As mentioned above, dredgers make offshore commerce possible. This means that these excavating vessels often work with and near other types of industries. Crews on dredgers face dangers from shipping vessels, offshore oil vessels, and, as seen in Corpus Christi, pipelines used by companies in waterways. Dredgers require the vessels and companies they work near to value safety as much as they do to produce the safest environment possible.
Another significant cause of dredging accidents is the environmental conditions in which these vessels operate. These environmental factors can make the dredging process more unpredictable and increase the risk of accidents.
Dangerous environmental factors that dredgers face include:

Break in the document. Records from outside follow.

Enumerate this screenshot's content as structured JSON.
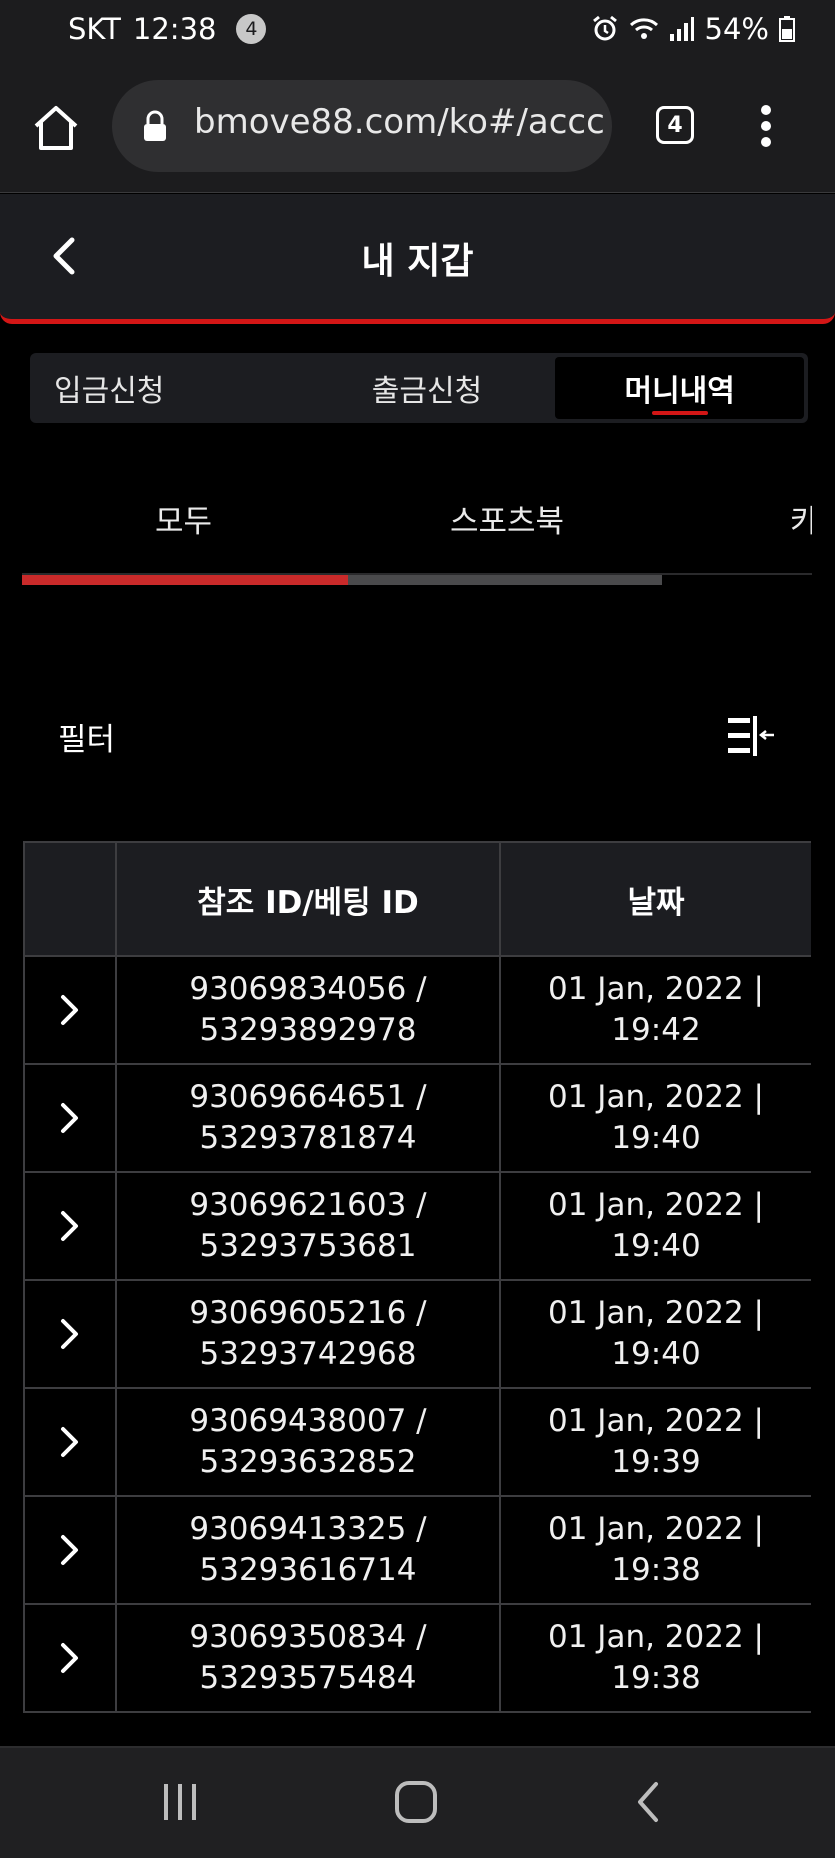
{
  "status_bar": {
    "carrier": "SKT",
    "time": "12:38",
    "notification_count": "4",
    "battery": "54%"
  },
  "browser": {
    "url": "bmove88.com/ko#/accc",
    "tab_count": "4"
  },
  "header": {
    "title": "내 지갑"
  },
  "main_tabs": [
    {
      "label": "입금신청"
    },
    {
      "label": "출금신청"
    },
    {
      "label": "머니내역"
    }
  ],
  "sub_tabs": [
    {
      "label": "모두"
    },
    {
      "label": "스포츠북"
    },
    {
      "label": "카"
    }
  ],
  "sub_tab_scroll_fraction": 0.81,
  "sub_tab_active_fraction": 0.51,
  "filter": {
    "label": "필터"
  },
  "table": {
    "columns": [
      "",
      "참조 ID/베팅 ID",
      "날짜"
    ],
    "rows": [
      {
        "ref_id": "93069834056 /",
        "bet_id": "53293892978",
        "date": "01 Jan, 2022 |",
        "time": "19:42"
      },
      {
        "ref_id": "93069664651 /",
        "bet_id": "53293781874",
        "date": "01 Jan, 2022 |",
        "time": "19:40"
      },
      {
        "ref_id": "93069621603 /",
        "bet_id": "53293753681",
        "date": "01 Jan, 2022 |",
        "time": "19:40"
      },
      {
        "ref_id": "93069605216 /",
        "bet_id": "53293742968",
        "date": "01 Jan, 2022 |",
        "time": "19:40"
      },
      {
        "ref_id": "93069438007 /",
        "bet_id": "53293632852",
        "date": "01 Jan, 2022 |",
        "time": "19:39"
      },
      {
        "ref_id": "93069413325 /",
        "bet_id": "53293616714",
        "date": "01 Jan, 2022 |",
        "time": "19:38"
      },
      {
        "ref_id": "93069350834 /",
        "bet_id": "53293575484",
        "date": "01 Jan, 2022 |",
        "time": "19:38"
      }
    ]
  },
  "colors": {
    "accent": "#d31616",
    "background": "#000000",
    "header_bg": "#1c1d21"
  }
}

- Changing Tides: Tidal shifts can suddenly change the water depth, posing a risk to the dredger's stability or causing it to run aground.
- Strong Currents: These can move the dredger from its intended position, potentially leading to collisions or making the vessel hit a submerged object.

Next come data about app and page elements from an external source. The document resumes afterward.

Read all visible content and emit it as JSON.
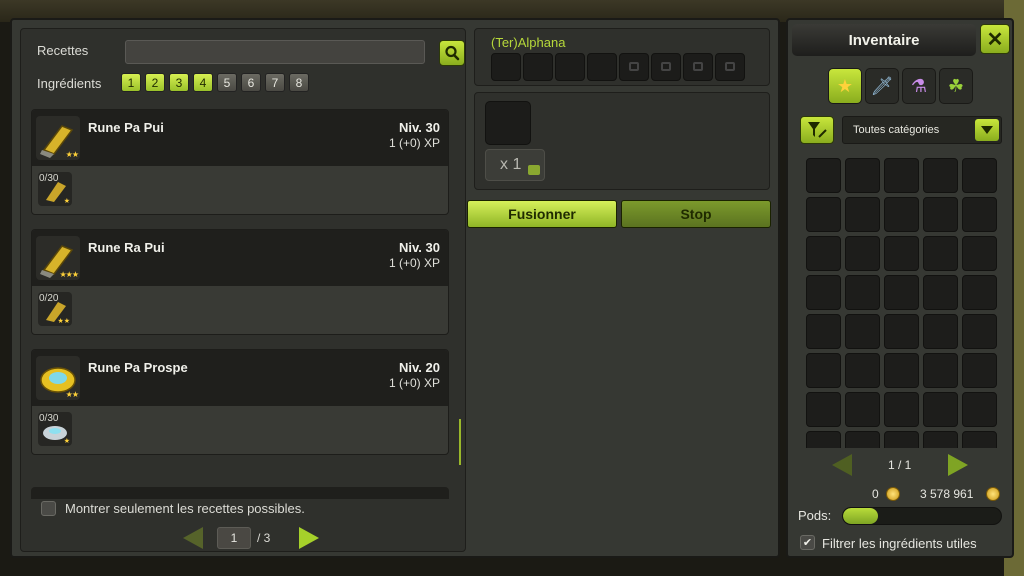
{
  "recipes_panel": {
    "search_label": "Recettes",
    "search_value": "",
    "ingredients_label": "Ingrédients",
    "ingredient_filters": [
      {
        "label": "1",
        "active": true
      },
      {
        "label": "2",
        "active": true
      },
      {
        "label": "3",
        "active": true
      },
      {
        "label": "4",
        "active": true
      },
      {
        "label": "5",
        "active": false
      },
      {
        "label": "6",
        "active": false
      },
      {
        "label": "7",
        "active": false
      },
      {
        "label": "8",
        "active": false
      }
    ],
    "recipes": [
      {
        "name": "Rune Pa Pui",
        "level": "Niv. 30",
        "xp": "1 (+0) XP",
        "ingredient_count": "0/30",
        "icon": "rune-pa-pui-icon"
      },
      {
        "name": "Rune Ra Pui",
        "level": "Niv. 30",
        "xp": "1 (+0) XP",
        "ingredient_count": "0/20",
        "icon": "rune-ra-pui-icon"
      },
      {
        "name": "Rune Pa Prospe",
        "level": "Niv. 20",
        "xp": "1 (+0) XP",
        "ingredient_count": "0/30",
        "icon": "rune-pa-prospe-icon"
      }
    ],
    "show_possible_label": "Montrer seulement les recettes possibles.",
    "show_possible_checked": false,
    "page_current": "1",
    "page_total": "/ 3"
  },
  "craft_panel": {
    "target_name": "(Ter)Alphana",
    "quantity": "x 1",
    "fuse_label": "Fusionner",
    "stop_label": "Stop"
  },
  "inventory": {
    "title": "Inventaire",
    "close_label": "✕",
    "tabs": [
      {
        "icon": "star-icon",
        "glyph": "★",
        "active": true
      },
      {
        "icon": "sword-icon",
        "glyph": "🗡",
        "active": false
      },
      {
        "icon": "potion-icon",
        "glyph": "⚗",
        "active": false
      },
      {
        "icon": "leaf-icon",
        "glyph": "☘",
        "active": false
      }
    ],
    "category_label": "Toutes catégories",
    "page": "1   / 1",
    "kamas_left": "0",
    "kamas_right": "3 578 961",
    "pods_label": "Pods:",
    "pods_fill_fraction": 0.22,
    "filter_useful_label": "Filtrer les ingrédients utiles",
    "filter_useful_checked": true
  },
  "colors": {
    "accent_green": "#a6d12a",
    "panel_bg": "#363833",
    "slot_bg": "#1d1d1b"
  }
}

- Adverse Weather Conditions: Storms, high winds, and rough seas can pose significant dangers to dredging operations. They can lead to loss of equipment, unstable working conditions, or even capsize the vessel.
It's crucial for dredging operators to have updated knowledge about the environmental conditions of the area they are working in. Using advanced technology like real-time monitoring systems can help anticipate changes and mitigate risks.
Operator Fatigue and Human Error
Dredging operations can be long and strenuous, often requiring crew members to work extended shifts. Prolonged working hours can lead to fatigue, which is a significant factor in human errors.
Some of the risks associated with operator fatigue include:
- Impaired Judgment: Tired operators might not assess risks effectively or may make poor decisions.
- Delayed Reaction Time: Fatigue can slow down a person's ability to react quickly in emergencies, leading to accidents.
- Reduced Coordination: Physical tasks, especially those involving heavy machinery, require precise coordination. Fatigue can hamper this, leading to mishandlings.
To combat this, companies must ensure proper work rotation, regular breaks, and adequate rest periods for their crews. Additionally, emphasizing the importance of communication can help in catching potential errors before they lead to accidents.
Why Are Dredging Accidents So Serious?
Dredging accidents are serious because they are often life-altering and are entirely preventable. Injuries caused by dredge accidents are often serious, painful, and require extensive rehabilitation.
Dredge accident injuries include the following:
- Crush injuries
- Broken bones
- Traumatic brain injuries
- Spinal cord injuries
- Toxic exposure
These injuries aren’t just serious—they’re completely preventable. Companies are required to protect their workers from accidents and the dangers that cause them. Since dredging is dangerous, vessel owners are required by law to make sure their workers are safe. When they fail to do this, they should be held accountable.